Goal of the exercise
Gather all lines in the entries below that include the word "Address".

Recorded data
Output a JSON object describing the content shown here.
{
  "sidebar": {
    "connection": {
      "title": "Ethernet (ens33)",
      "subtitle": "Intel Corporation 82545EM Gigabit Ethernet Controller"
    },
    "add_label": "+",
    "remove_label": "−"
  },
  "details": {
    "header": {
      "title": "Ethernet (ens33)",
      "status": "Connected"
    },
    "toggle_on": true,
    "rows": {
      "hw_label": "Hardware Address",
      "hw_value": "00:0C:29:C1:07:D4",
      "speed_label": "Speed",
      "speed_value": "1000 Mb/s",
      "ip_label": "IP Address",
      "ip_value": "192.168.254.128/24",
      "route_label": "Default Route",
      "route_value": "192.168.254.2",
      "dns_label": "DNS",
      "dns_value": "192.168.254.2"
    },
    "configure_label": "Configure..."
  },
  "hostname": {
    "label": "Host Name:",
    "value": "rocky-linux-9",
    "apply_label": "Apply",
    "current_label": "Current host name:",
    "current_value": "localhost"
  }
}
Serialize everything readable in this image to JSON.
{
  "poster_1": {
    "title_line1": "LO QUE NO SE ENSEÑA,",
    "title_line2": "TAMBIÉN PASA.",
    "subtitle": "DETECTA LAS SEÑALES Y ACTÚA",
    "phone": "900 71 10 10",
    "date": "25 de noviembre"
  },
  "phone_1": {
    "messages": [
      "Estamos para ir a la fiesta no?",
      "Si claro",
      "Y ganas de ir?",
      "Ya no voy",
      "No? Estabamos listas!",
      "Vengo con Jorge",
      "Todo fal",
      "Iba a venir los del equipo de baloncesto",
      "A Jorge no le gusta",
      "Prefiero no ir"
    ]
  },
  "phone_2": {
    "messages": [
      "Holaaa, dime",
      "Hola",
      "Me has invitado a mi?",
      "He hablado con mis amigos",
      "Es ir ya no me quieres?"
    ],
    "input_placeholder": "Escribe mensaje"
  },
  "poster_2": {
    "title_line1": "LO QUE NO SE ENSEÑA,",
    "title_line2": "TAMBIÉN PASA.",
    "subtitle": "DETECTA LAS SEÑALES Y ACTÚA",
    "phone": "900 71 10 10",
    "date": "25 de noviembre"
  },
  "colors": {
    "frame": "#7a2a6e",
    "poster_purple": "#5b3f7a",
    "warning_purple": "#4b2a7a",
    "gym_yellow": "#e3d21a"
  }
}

Response box
      "hw_label": "Hardware Address",
      "ip_label": "IP Address",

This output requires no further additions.